Sometimes I find great music, and sometimes music simply finds me. In this case, it was a dear friend, Luke Howard, who pointed me to a piece by Marty Hicks which completely captivated me, and now, here we are, premiering a track to a worldwide audience. I have a lot to say about this piece, but, after getting in touch with Marty to bring you “From Afar, Unhindered” he’s had a lot to say himself. So instead of my usual words, below you will find the words from the composer…
I spent the majority of 2017 working on music for other projects – animation, film, installations and so on – so I didn’t get a great deal of time to hunker up and work on my own music for a long time. I was also working hard on my master’s thesis, which meant my head was in books a lot of the time.
This was one of the ways that I found myself immersed in a lot of ‘cerebral’ electronic music – pieces that used Max MSP patches, or works inspired by specific combinations of numbers and certain types of data, for example. Compositional methods that are based on analytical thinking, acoustic phenomena, and computer-based data are a big part of electronic music – they were some of my main sources of input for most of 2017.
I’ve always felt more interested, however, in getting closer to ‘visceral’ music – a sound that has a physical or organic quality, that betrays the fact that humans are making it. Making music more ‘visceral’ to me means dirtying it up a little bit – keeping in all the creaks, noises, and sounds that would otherwise be edited out, for example. That’s maybe why I’m attracted to piano preparations.
After getting a lot of ‘cerebral’ input last year, I’m finding myself more focused on using something as ‘cerebral’ as electronic music in a more ‘visceral’ way. One thing that draws me to ambient and drone music is its ability to use electronics viscerally, in a way that enables us to refer to it using words like “warm”. In “From Afar, Unhindered”, by using drone loops coated with gradually shifting noise filters and randomized gate filters I was able to apply a more organic quality to the sound, that meant the result different every time it was performed – this kind of ‘static but alive’ idea was what formed the basis of the track.

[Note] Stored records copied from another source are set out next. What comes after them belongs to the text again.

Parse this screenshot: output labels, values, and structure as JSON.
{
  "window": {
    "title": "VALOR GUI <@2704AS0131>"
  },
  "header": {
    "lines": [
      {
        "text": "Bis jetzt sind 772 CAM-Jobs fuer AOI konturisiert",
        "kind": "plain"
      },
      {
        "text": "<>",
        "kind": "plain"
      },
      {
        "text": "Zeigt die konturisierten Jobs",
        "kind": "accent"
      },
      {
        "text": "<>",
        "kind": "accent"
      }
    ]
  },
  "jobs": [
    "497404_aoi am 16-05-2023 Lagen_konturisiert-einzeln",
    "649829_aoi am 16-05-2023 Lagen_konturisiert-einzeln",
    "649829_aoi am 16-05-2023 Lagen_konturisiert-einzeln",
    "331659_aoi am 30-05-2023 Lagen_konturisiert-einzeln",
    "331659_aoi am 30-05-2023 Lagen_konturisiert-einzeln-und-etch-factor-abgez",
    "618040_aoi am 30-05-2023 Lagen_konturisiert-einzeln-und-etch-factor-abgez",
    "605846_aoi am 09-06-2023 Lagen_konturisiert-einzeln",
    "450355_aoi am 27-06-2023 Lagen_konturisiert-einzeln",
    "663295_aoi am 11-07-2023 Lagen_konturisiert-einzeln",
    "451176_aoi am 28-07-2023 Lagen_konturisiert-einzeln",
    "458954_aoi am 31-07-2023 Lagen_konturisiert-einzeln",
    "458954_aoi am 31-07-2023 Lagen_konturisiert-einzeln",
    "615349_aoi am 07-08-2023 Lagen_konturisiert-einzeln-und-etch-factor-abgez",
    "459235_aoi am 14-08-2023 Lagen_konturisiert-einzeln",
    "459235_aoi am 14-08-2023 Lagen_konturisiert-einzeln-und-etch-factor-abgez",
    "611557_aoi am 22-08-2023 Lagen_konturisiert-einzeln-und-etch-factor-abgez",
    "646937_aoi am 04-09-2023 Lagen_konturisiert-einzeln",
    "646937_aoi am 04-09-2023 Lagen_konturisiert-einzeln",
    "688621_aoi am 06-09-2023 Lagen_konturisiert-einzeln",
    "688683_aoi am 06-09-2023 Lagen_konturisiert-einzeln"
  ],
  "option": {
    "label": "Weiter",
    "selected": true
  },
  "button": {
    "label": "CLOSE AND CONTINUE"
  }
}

Over the top of the drone, I used some piano phrases that hover around a few key tones. This particular kind of phrasing and articulation was inspired by the singing style of vocalists like Marta Sebestyen – a little too aerobic for an instrument like the piano, but something I’m often trying to express. I’m only using a sample library for the sound – but it’s one where I can finely tune the preparations (the sound on this track uses a piece of felt over the strings), and the volume of things like the string resonances, pedal sounds, and other parts that I’d be looking at emphasizing if recording a real piano.
The thin sound of the piano, paired with the low howling of the drones, makes the track sound distinctly winter-like – this wasn’t intentional, but considering I made the track late one night when the weather outside my apartment was close to zero, that kind of interpretation seems apt.
Finally, the field recordings used are ones I took myself of wind blowing through susuki grass – one of my favorite sounds – and walking through snow in the mountains near Matsumoto.